Today, fewer farms and open fields, coupled with new farming techniques, don’t produce the same degree of woodchuck problems. Coyotes are now common enough to be seen lugging woodchucks to their dens, and even setting up ambushes at their burrows.
Yet horse owners and riders still fear chuck holes that could injure both horse and rider. And, man, can they do a job on a veggie garden. My woodchuck hunting partner once approached the owner of a farm to garner permission to hunt them. The owner was so happy about the request she almost plunked kisses on our cheeks. Her veggie garden had been woodchuck-demolished and this gal was not happy about it.
When is the best time to hunt woodchucks? There are typically three “seasons:” early spring, after the first hay cutting around June, and after the second cutting in August or September.
Early spring is favored by most chuckers because of better visibility and it’s before fishing and turkey hunting are beckoning. Also, after a long winter, it’s just a great feeling to get outdoors again.
In early spring the best time to see active woodchucks is during the middle five or six hours of the day after things have warmed up. For the two summer seasons, early morning and evening hours are most productive.
Why Handguns? Traditionally, woodchuckers have used long guns that reach out hundreds of yards, but there’s much more of a challenge to a handgun since getting close to them is essential. Let me tell you, they are no piece of cake!
A chuck hunter either has to stalk them or hunker down close to a hole and wait. Handguns of .22 caliber and up will suffice. A hunting partner of mine preferred his .38 revolver and .357 for chucks, while I used a .22 caliber handgun or a .44 caliber black powder — all with iron sights.
It’s critical to get permission to hunt someone else’s land, even if not posted. Landowners like to know who’s out there. Once you have permission to hunt, be sure to carry a crucial piece of equipment, a pair of binoculars.
In the spring, woodchucks love to loll around on rocks that are heated by the sun. I’ve even seen them sprawled out on a leaning fence post. Always glass first from a hidden vantage point. When making an approach to a likely woodchuck field, keep out of view by hugging woodlines or hedgerows, and use rolling topography to your advantage.
Once a chuck is spotted, plotting for the stalk begins. Remember, these high-strung herbivores are incredibly difficult to approach. Their senses of hearing and smell, as well as their ability to spot movement, is uncanny. I’ve seen high-flying hawks submarine them in a hurry. Also, be sure that the planned approach is into the wind.
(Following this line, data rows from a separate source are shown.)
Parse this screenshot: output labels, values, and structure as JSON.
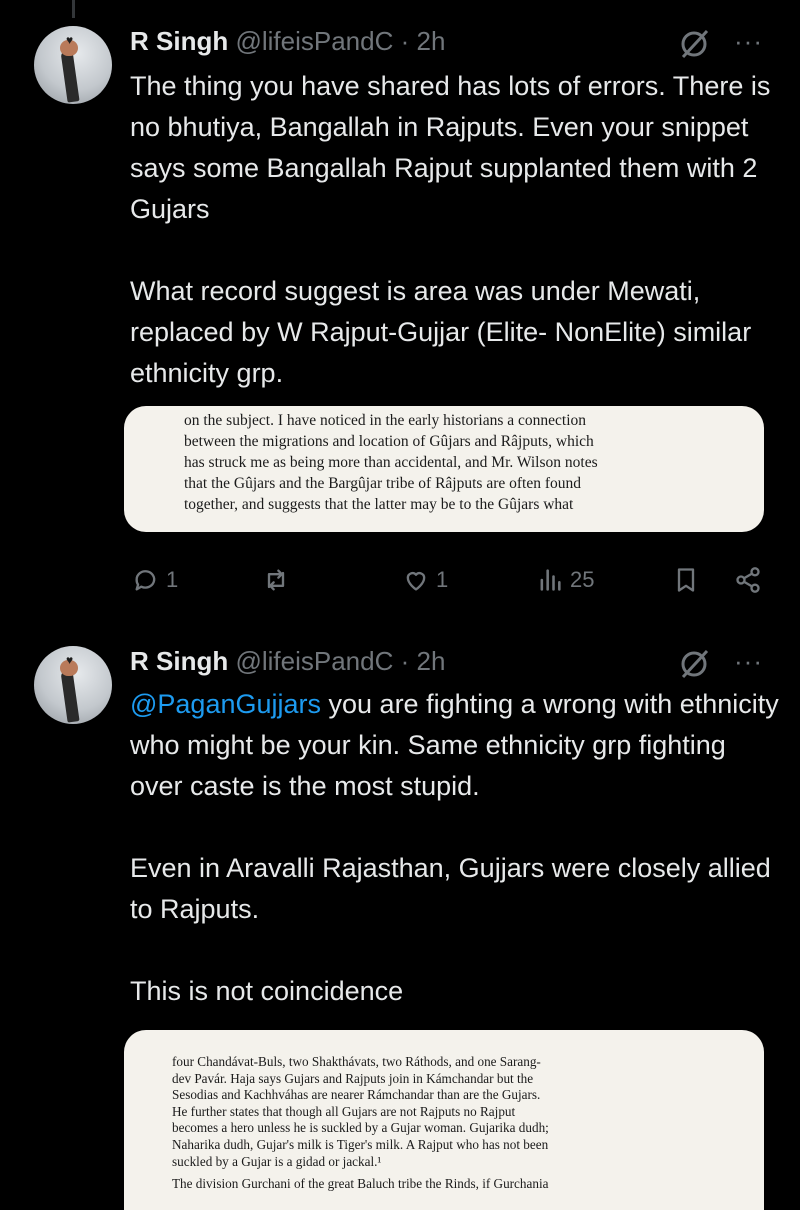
{
  "tweets": [
    {
      "author_name": "R Singh",
      "author_handle": "@lifeisPandC",
      "separator": "·",
      "time": "2h",
      "more": "···",
      "paragraphs": [
        "The thing you have shared has lots of errors. There is no bhutiya, Bangallah in Rajputs. Even your snippet says some Bangallah Rajput supplanted them with 2 Gujars",
        "What record suggest is area was under Mewati, replaced by W Rajput-Gujjar (Elite- NonElite) similar ethnicity grp."
      ],
      "media_lines": [
        "on the subject. I have noticed in the early historians a connection",
        "between the migrations and location of Gûjars and Râjputs, which",
        "has struck me as being more than accidental, and Mr. Wilson notes",
        "that the Gûjars and the Bargûjar tribe of Râjputs are often found",
        "together, and suggests that the latter may be to the Gûjars what"
      ],
      "actions": {
        "replies": "1",
        "reposts": "",
        "likes": "1",
        "views": "25"
      }
    },
    {
      "author_name": "R Singh",
      "author_handle": "@lifeisPandC",
      "separator": "·",
      "time": "2h",
      "more": "···",
      "mention": "@PaganGujjars",
      "paragraph1_rest": " you are fighting a wrong with ethnicity who might be your kin. Same ethnicity grp fighting over caste is the most stupid.",
      "paragraph2": "Even in Aravalli Rajasthan, Gujjars were closely allied to Rajputs.",
      "paragraph3": "This is not coincidence",
      "media_lines": [
        "four Chandávat-Buls, two Shakthávats, two Ráthods, and one Sarang-",
        "dev Pavár. Haja says Gujars and Rajputs join in Kámchandar but the",
        "Sesodias and Kachhváhas are nearer Rámchandar than are the Gujars.",
        "He further states that though all Gujars are not Rajputs no Rajput",
        "becomes a hero unless he is suckled by a Gujar woman. Gujarika dudh;",
        "Naharika dudh, Gujar's milk is Tiger's milk. A Rajput who has not been",
        "suckled by a Gujar is a gidad or jackal.¹",
        "The division Gurchani of the great Baluch tribe the Rinds, if Gurchania"
      ]
    }
  ],
  "colors": {
    "background": "#000000",
    "text": "#e7e9ea",
    "muted": "#71767b",
    "link": "#1d9bf0"
  },
  "icons": [
    "reply-icon",
    "repost-icon",
    "like-icon",
    "views-icon",
    "bookmark-icon",
    "share-icon",
    "grok-icon",
    "more-icon"
  ]
}
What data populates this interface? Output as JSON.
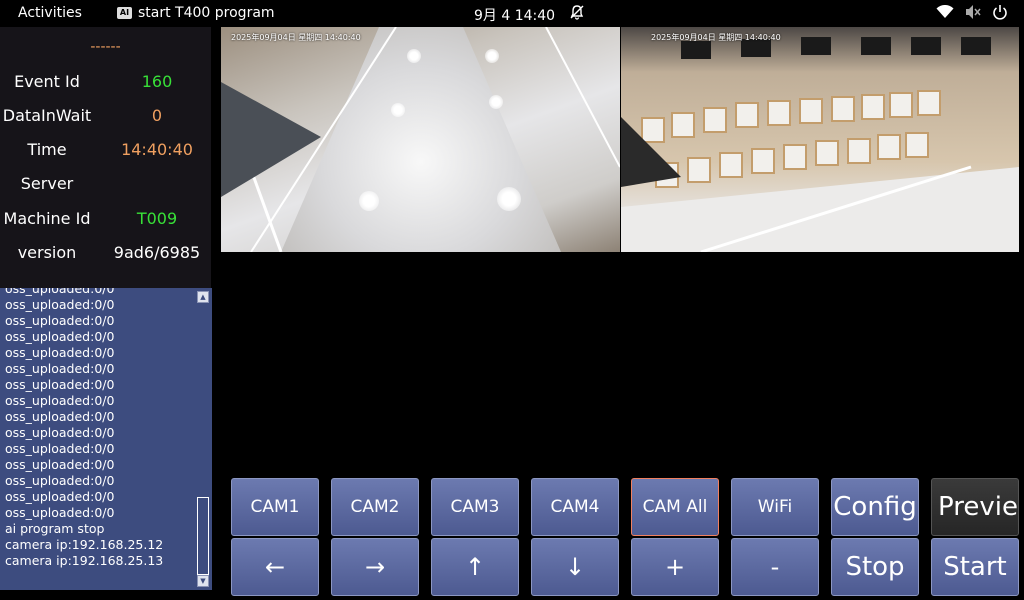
{
  "topbar": {
    "activities": "Activities",
    "app_icon": "AI",
    "app_title": "start T400 program",
    "clock": "9月 4  14:40",
    "tray_icons": [
      "wifi-icon",
      "volume-muted-icon",
      "power-icon"
    ],
    "bell_icon": "bell-muted-icon"
  },
  "info": {
    "dashes": "------",
    "rows": [
      {
        "label": "Event Id",
        "value": "160",
        "color": "#38e038"
      },
      {
        "label": "DataInWait",
        "value": "0",
        "color": "#f0a060"
      },
      {
        "label": "Time",
        "value": "14:40:40",
        "color": "#f0a060"
      },
      {
        "label": "Server",
        "value": "",
        "color": "#ffffff"
      },
      {
        "label": "Machine Id",
        "value": "T009",
        "color": "#38e038"
      },
      {
        "label": "version",
        "value": "9ad6/6985",
        "color": "#ffffff"
      }
    ]
  },
  "log": {
    "lines": [
      "oss_uploaded:0/0",
      "oss_uploaded:0/0",
      "oss_uploaded:0/0",
      "oss_uploaded:0/0",
      "oss_uploaded:0/0",
      "oss_uploaded:0/0",
      "oss_uploaded:0/0",
      "oss_uploaded:0/0",
      "oss_uploaded:0/0",
      "oss_uploaded:0/0",
      "oss_uploaded:0/0",
      "oss_uploaded:0/0",
      "oss_uploaded:0/0",
      "oss_uploaded:0/0",
      "oss_uploaded:0/0",
      "ai program stop",
      "camera ip:192.168.25.12",
      "camera ip:192.168.25.13"
    ],
    "scroll_up": "▲",
    "scroll_down": "▼"
  },
  "cameras": {
    "cam1_stamp": "2025年09月04日 星期四 14:40:40",
    "cam2_stamp": "2025年09月04日 星期四 14:40:40"
  },
  "buttons": {
    "top": [
      "CAM1",
      "CAM2",
      "CAM3",
      "CAM4",
      "CAM All",
      "WiFi",
      "Config",
      "Preview"
    ],
    "bottom": [
      "←",
      "→",
      "↑",
      "↓",
      "+",
      "-",
      "Stop",
      "Start"
    ]
  },
  "colors": {
    "accent_green": "#38e038",
    "accent_orange": "#f0a060",
    "log_bg": "#3d4c7f",
    "button_bg": "#5a68a0",
    "selected_border": "#f08060"
  }
}
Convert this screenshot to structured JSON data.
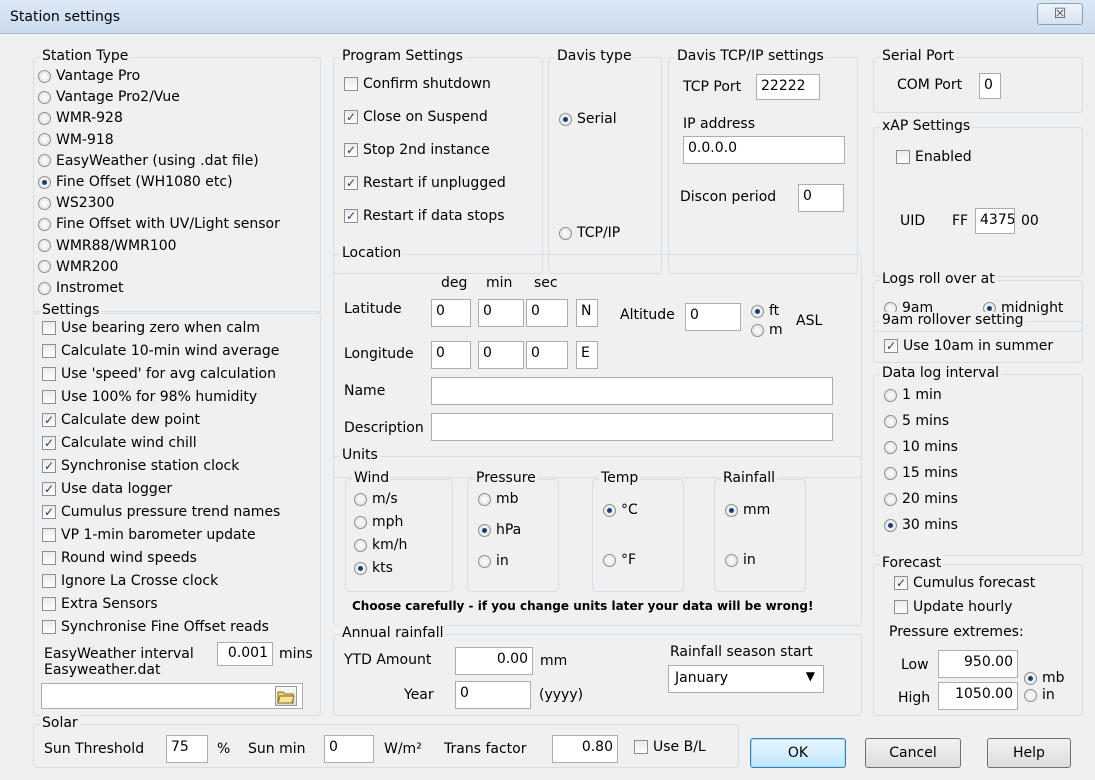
{
  "window": {
    "title": "Station settings",
    "close_glyph": "☒"
  },
  "station_type": {
    "legend": "Station Type",
    "options": [
      "Vantage Pro",
      "Vantage Pro2/Vue",
      "WMR-928",
      "WM-918",
      "EasyWeather (using .dat file)",
      "Fine Offset (WH1080 etc)",
      "WS2300",
      "Fine Offset with UV/Light sensor",
      "WMR88/WMR100",
      "WMR200",
      "Instromet"
    ],
    "selected": "Fine Offset (WH1080 etc)"
  },
  "settings": {
    "legend": "Settings",
    "checkboxes": [
      {
        "label": "Use bearing zero when calm",
        "checked": false
      },
      {
        "label": "Calculate 10-min wind average",
        "checked": false
      },
      {
        "label": "Use 'speed' for avg calculation",
        "checked": false
      },
      {
        "label": "Use 100% for 98% humidity",
        "checked": false
      },
      {
        "label": "Calculate dew point",
        "checked": true
      },
      {
        "label": "Calculate wind chill",
        "checked": true
      },
      {
        "label": "Synchronise station clock",
        "checked": true
      },
      {
        "label": "Use data logger",
        "checked": true
      },
      {
        "label": "Cumulus pressure trend names",
        "checked": true
      },
      {
        "label": "VP 1-min barometer update",
        "checked": false
      },
      {
        "label": "Round wind speeds",
        "checked": false
      },
      {
        "label": "Ignore La Crosse clock",
        "checked": false
      },
      {
        "label": "Extra Sensors",
        "checked": false
      },
      {
        "label": "Synchronise Fine Offset reads",
        "checked": false
      }
    ],
    "easyweather_interval_label": "EasyWeather interval",
    "easyweather_interval_value": "0.001",
    "easyweather_interval_unit": "mins",
    "easyweather_dat_label": "Easyweather.dat",
    "easyweather_dat_value": "",
    "folder_icon": "folder-open-icon"
  },
  "program_settings": {
    "legend": "Program Settings",
    "checkboxes": [
      {
        "label": "Confirm shutdown",
        "checked": false
      },
      {
        "label": "Close on Suspend",
        "checked": true
      },
      {
        "label": "Stop 2nd instance",
        "checked": true
      },
      {
        "label": "Restart if unplugged",
        "checked": true
      },
      {
        "label": "Restart if data stops",
        "checked": true
      }
    ]
  },
  "davis_type": {
    "legend": "Davis type",
    "options": [
      "Serial",
      "TCP/IP"
    ],
    "selected": "Serial"
  },
  "davis_tcp": {
    "legend": "Davis TCP/IP settings",
    "tcp_port_label": "TCP Port",
    "tcp_port_value": "22222",
    "ip_label": "IP address",
    "ip_value": "0.0.0.0",
    "discon_label": "Discon period",
    "discon_value": "0"
  },
  "serial_port": {
    "legend": "Serial Port",
    "com_label": "COM Port",
    "com_value": "0"
  },
  "xap": {
    "legend": "xAP Settings",
    "enabled_label": "Enabled",
    "enabled": false,
    "uid_label": "UID",
    "uid_prefix": "FF",
    "uid_value": "4375",
    "uid_suffix": "00"
  },
  "location": {
    "legend": "Location",
    "deg": "deg",
    "min": "min",
    "sec": "sec",
    "lat_label": "Latitude",
    "lat_deg": "0",
    "lat_min": "0",
    "lat_sec": "0",
    "lat_hemi": "N",
    "lon_label": "Longitude",
    "lon_deg": "0",
    "lon_min": "0",
    "lon_sec": "0",
    "lon_hemi": "E",
    "alt_label": "Altitude",
    "alt_value": "0",
    "alt_units": [
      "ft",
      "m"
    ],
    "alt_selected": "ft",
    "asl": "ASL",
    "name_label": "Name",
    "name_value": "",
    "desc_label": "Description",
    "desc_value": ""
  },
  "units": {
    "legend": "Units",
    "wind": {
      "legend": "Wind",
      "options": [
        "m/s",
        "mph",
        "km/h",
        "kts"
      ],
      "selected": "kts"
    },
    "pressure": {
      "legend": "Pressure",
      "options": [
        "mb",
        "hPa",
        "in"
      ],
      "selected": "hPa"
    },
    "temp": {
      "legend": "Temp",
      "options": [
        "°C",
        "°F"
      ],
      "selected": "°C"
    },
    "rainfall": {
      "legend": "Rainfall",
      "options": [
        "mm",
        "in"
      ],
      "selected": "mm"
    },
    "warning": "Choose carefully - if you change units later your data will be wrong!"
  },
  "annual_rainfall": {
    "legend": "Annual rainfall",
    "ytd_label": "YTD Amount",
    "ytd_value": "0.00",
    "ytd_unit": "mm",
    "year_label": "Year",
    "year_value": "0",
    "year_hint": "(yyyy)",
    "season_label": "Rainfall season start",
    "season_value": "January"
  },
  "logs_rollover": {
    "legend": "Logs roll over at",
    "options": [
      "9am",
      "midnight"
    ],
    "selected": "midnight"
  },
  "rollover_9am": {
    "legend": "9am rollover setting",
    "label": "Use 10am in summer",
    "checked": true
  },
  "data_log": {
    "legend": "Data log interval",
    "options": [
      "1 min",
      "5 mins",
      "10 mins",
      "15 mins",
      "20 mins",
      "30 mins"
    ],
    "selected": "30 mins"
  },
  "forecast": {
    "legend": "Forecast",
    "cumulus_label": "Cumulus forecast",
    "cumulus_checked": true,
    "hourly_label": "Update hourly",
    "hourly_checked": false,
    "extremes_label": "Pressure extremes:",
    "low_label": "Low",
    "low_value": "950.00",
    "high_label": "High",
    "high_value": "1050.00",
    "units": [
      "mb",
      "in"
    ],
    "unit_selected": "mb"
  },
  "solar": {
    "legend": "Solar",
    "threshold_label": "Sun Threshold",
    "threshold_value": "75",
    "threshold_unit": "%",
    "sunmin_label": "Sun min",
    "sunmin_value": "0",
    "sunmin_unit": "W/m²",
    "trans_label": "Trans factor",
    "trans_value": "0.80",
    "useBL_label": "Use B/L",
    "useBL_checked": false
  },
  "buttons": {
    "ok": "OK",
    "cancel": "Cancel",
    "help": "Help"
  }
}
Since a handgunner needs to get as close as possible to a target woodchuck, it often means “eating some dirt,” or doing belly crawls. With a .22 I don’t like to be more than 10-12 yards away when shooting, and slightly farther when using more firepower.
Another way to get close to woodchucks is to play the coyote role. Find an active hole, then lay and wait within shooting distance. Sometimes it’s only 5-10 minutes before the chuck’s head starts edging out of the hole. Other times, it might take up to 45 minutes, mostly depending on how much the chuck was spooked. For this to be successful, the gun should be in position, and with as little squirming as possible.
Personally, I don’t want to hunt and shoot an animal if I can’t utilize it in some way. Although woodchucks are quite edible (they are almost pure vegan), I have never eaten one, but those who have say the meat is somewhat similar to lamb. Gloves are advised when cleaning a carcass and glands on each back leg should be removed, as well as fat. The internet is rife with woodchuck recipes.
Two other ways to make use of woodchucks are saving the fur for fly tying and preparing the skull for a scientific collection. After skinning a woodchuck, I use either salt or Borax to thoroughly rub into the skin, then let it dry. There are plenty of fly tyers who would more than appreciate a prepared woodchuck pelt.